Required work >> Your job is to set down the listing again exactly as it stands.
┄┄┄┄┄┄
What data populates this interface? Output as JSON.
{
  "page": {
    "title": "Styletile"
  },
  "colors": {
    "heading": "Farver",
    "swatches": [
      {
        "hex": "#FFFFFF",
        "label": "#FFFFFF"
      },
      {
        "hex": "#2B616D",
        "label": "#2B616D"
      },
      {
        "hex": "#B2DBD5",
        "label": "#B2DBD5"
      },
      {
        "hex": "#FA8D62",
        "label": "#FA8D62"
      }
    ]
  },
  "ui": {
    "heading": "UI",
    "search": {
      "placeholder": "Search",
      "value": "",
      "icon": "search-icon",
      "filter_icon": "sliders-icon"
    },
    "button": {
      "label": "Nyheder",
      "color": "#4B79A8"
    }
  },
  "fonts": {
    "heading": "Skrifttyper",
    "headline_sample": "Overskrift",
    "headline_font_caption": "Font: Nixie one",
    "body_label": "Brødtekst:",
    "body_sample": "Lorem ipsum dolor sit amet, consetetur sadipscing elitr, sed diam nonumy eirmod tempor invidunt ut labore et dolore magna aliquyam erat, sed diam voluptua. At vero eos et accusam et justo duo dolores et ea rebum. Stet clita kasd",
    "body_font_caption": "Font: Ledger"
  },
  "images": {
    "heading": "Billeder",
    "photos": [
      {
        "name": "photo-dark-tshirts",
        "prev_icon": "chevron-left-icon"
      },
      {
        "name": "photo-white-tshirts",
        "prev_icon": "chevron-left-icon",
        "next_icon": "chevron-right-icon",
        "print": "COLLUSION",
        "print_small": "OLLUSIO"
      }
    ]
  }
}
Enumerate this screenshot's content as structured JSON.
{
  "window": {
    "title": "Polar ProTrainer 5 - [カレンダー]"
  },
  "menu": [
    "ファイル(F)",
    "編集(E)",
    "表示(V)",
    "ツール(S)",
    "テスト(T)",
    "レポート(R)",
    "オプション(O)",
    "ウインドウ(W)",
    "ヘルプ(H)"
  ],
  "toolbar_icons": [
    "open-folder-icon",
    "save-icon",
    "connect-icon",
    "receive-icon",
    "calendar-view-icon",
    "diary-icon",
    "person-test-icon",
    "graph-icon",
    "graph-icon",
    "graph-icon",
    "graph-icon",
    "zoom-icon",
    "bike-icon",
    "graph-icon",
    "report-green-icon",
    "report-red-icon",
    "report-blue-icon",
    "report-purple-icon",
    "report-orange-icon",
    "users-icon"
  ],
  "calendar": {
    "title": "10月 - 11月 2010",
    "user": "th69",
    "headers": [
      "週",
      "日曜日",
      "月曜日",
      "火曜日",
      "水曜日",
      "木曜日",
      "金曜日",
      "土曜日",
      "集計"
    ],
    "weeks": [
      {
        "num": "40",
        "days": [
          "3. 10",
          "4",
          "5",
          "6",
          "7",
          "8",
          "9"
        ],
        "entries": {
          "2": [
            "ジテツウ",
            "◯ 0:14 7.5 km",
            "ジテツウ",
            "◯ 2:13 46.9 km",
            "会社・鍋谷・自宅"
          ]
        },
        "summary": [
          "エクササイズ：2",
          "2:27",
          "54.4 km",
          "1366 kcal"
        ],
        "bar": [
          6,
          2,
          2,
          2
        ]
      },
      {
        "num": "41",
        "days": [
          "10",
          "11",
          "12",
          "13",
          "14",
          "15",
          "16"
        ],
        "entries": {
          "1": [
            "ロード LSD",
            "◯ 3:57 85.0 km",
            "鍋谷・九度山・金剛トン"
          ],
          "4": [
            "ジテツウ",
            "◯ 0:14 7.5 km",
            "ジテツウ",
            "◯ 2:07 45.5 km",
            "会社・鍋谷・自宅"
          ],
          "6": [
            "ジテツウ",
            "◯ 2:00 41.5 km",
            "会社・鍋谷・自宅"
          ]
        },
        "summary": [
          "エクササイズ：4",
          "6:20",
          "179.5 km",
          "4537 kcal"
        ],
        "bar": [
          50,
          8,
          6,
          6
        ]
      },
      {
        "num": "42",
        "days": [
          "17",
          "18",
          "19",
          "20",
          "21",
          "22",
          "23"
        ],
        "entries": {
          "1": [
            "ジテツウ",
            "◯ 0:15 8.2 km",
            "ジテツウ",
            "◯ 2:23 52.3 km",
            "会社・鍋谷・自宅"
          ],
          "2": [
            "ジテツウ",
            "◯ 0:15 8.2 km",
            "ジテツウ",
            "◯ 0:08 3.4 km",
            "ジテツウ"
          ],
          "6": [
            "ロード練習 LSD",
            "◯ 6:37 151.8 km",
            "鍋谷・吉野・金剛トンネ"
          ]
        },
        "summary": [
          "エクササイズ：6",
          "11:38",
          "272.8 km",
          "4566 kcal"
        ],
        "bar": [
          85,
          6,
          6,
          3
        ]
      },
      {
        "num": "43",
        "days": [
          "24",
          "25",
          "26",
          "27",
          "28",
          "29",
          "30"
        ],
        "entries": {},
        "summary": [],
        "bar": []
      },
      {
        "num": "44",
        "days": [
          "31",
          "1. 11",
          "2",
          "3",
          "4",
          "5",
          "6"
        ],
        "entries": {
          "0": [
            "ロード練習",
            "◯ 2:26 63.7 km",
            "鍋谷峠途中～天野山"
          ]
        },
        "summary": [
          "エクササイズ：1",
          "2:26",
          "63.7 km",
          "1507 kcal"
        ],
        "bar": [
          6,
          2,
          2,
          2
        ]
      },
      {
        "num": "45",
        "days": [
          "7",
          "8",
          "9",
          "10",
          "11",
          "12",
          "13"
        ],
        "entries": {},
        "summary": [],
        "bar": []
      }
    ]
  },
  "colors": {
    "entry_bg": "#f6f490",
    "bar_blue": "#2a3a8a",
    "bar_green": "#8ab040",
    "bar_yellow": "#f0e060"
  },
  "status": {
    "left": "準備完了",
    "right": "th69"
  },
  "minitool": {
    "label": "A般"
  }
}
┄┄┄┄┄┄
Answer for this exercise >>
What data populates this interface? Output as JSON.
{
  "page": {
    "title": "Styletile"
  },
  "colors": {
    "heading": "Farver",
    "swatches": [
      {
        "hex": "#FFFFFF",
        "label": "#FFFFFF"
      },
      {
        "hex": "#2B616D",
        "label": "#2B616D"
      },
      {
        "hex": "#B2DBD5",
        "label": "#B2DBD5"
      },
      {
        "hex": "#FA8D62",
        "label": "#FA8D62"
      }
    ]
  },
  "ui": {
    "heading": "UI",
    "search": {
      "placeholder": "Search",
      "value": "",
      "icon": "search-icon",
      "filter_icon": "sliders-icon"
    },
    "button": {
      "label": "Nyheder",
      "color": "#4B79A8"
    }
  },
  "fonts": {
    "heading": "Skrifttyper",
    "headline_sample": "Overskrift",
    "headline_font_caption": "Font: Nixie one",
    "body_label": "Brødtekst:",
    "body_sample": "Lorem ipsum dolor sit amet, consetetur sadipscing elitr, sed diam nonumy eirmod tempor invidunt ut labore et dolore magna aliquyam erat, sed diam voluptua. At vero eos et accusam et justo duo dolores et ea rebum. Stet clita kasd",
    "body_font_caption": "Font: Ledger"
  },
  "images": {
    "heading": "Billeder",
    "photos": [
      {
        "name": "photo-dark-tshirts",
        "prev_icon": "chevron-left-icon"
      },
      {
        "name": "photo-white-tshirts",
        "prev_icon": "chevron-left-icon",
        "next_icon": "chevron-right-icon",
        "print": "COLLUSION",
        "print_small": "OLLUSIO"
      }
    ]
  }
}
Enumerate this screenshot's content as structured JSON.
{
  "window": {
    "title": "Polar ProTrainer 5 - [カレンダー]"
  },
  "menu": [
    "ファイル(F)",
    "編集(E)",
    "表示(V)",
    "ツール(S)",
    "テスト(T)",
    "レポート(R)",
    "オプション(O)",
    "ウインドウ(W)",
    "ヘルプ(H)"
  ],
  "toolbar_icons": [
    "open-folder-icon",
    "save-icon",
    "connect-icon",
    "receive-icon",
    "calendar-view-icon",
    "diary-icon",
    "person-test-icon",
    "graph-icon",
    "graph-icon",
    "graph-icon",
    "graph-icon",
    "zoom-icon",
    "bike-icon",
    "graph-icon",
    "report-green-icon",
    "report-red-icon",
    "report-blue-icon",
    "report-purple-icon",
    "report-orange-icon",
    "users-icon"
  ],
  "calendar": {
    "title": "10月 - 11月 2010",
    "user": "th69",
    "headers": [
      "週",
      "日曜日",
      "月曜日",
      "火曜日",
      "水曜日",
      "木曜日",
      "金曜日",
      "土曜日",
      "集計"
    ],
    "weeks": [
      {
        "num": "40",
        "days": [
          "3. 10",
          "4",
          "5",
          "6",
          "7",
          "8",
          "9"
        ],
        "entries": {
          "2": [
            "ジテツウ",
            "◯ 0:14 7.5 km",
            "ジテツウ",
            "◯ 2:13 46.9 km",
            "会社・鍋谷・自宅"
          ]
        },
        "summary": [
          "エクササイズ：2",
          "2:27",
          "54.4 km",
          "1366 kcal"
        ],
        "bar": [
          6,
          2,
          2,
          2
        ]
      },
      {
        "num": "41",
        "days": [
          "10",
          "11",
          "12",
          "13",
          "14",
          "15",
          "16"
        ],
        "entries": {
          "1": [
            "ロード LSD",
            "◯ 3:57 85.0 km",
            "鍋谷・九度山・金剛トン"
          ],
          "4": [
            "ジテツウ",
            "◯ 0:14 7.5 km",
            "ジテツウ",
            "◯ 2:07 45.5 km",
            "会社・鍋谷・自宅"
          ],
          "6": [
            "ジテツウ",
            "◯ 2:00 41.5 km",
            "会社・鍋谷・自宅"
          ]
        },
        "summary": [
          "エクササイズ：4",
          "6:20",
          "179.5 km",
          "4537 kcal"
        ],
        "bar": [
          50,
          8,
          6,
          6
        ]
      },
      {
        "num": "42",
        "days": [
          "17",
          "18",
          "19",
          "20",
          "21",
          "22",
          "23"
        ],
        "entries": {
          "1": [
            "ジテツウ",
            "◯ 0:15 8.2 km",
            "ジテツウ",
            "◯ 2:23 52.3 km",
            "会社・鍋谷・自宅"
          ],
          "2": [
            "ジテツウ",
            "◯ 0:15 8.2 km",
            "ジテツウ",
            "◯ 0:08 3.4 km",
            "ジテツウ"
          ],
          "6": [
            "ロード練習 LSD",
            "◯ 6:37 151.8 km",
            "鍋谷・吉野・金剛トンネ"
          ]
        },
        "summary": [
          "エクササイズ：6",
          "11:38",
          "272.8 km",
          "4566 kcal"
        ],
        "bar": [
          85,
          6,
          6,
          3
        ]
      },
      {
        "num": "43",
        "days": [
          "24",
          "25",
          "26",
          "27",
          "28",
          "29",
          "30"
        ],
        "entries": {},
        "summary": [],
        "bar": []
      },
      {
        "num": "44",
        "days": [
          "31",
          "1. 11",
          "2",
          "3",
          "4",
          "5",
          "6"
        ],
        "entries": {
          "0": [
            "ロード練習",
            "◯ 2:26 63.7 km",
            "鍋谷峠途中～天野山"
          ]
        },
        "summary": [
          "エクササイズ：1",
          "2:26",
          "63.7 km",
          "1507 kcal"
        ],
        "bar": [
          6,
          2,
          2,
          2
        ]
      },
      {
        "num": "45",
        "days": [
          "7",
          "8",
          "9",
          "10",
          "11",
          "12",
          "13"
        ],
        "entries": {},
        "summary": [],
        "bar": []
      }
    ]
  },
  "colors": {
    "entry_bg": "#f6f490",
    "bar_blue": "#2a3a8a",
    "bar_green": "#8ab040",
    "bar_yellow": "#f0e060"
  },
  "status": {
    "left": "準備完了",
    "right": "th69"
  },
  "minitool": {
    "label": "A般"
  }
}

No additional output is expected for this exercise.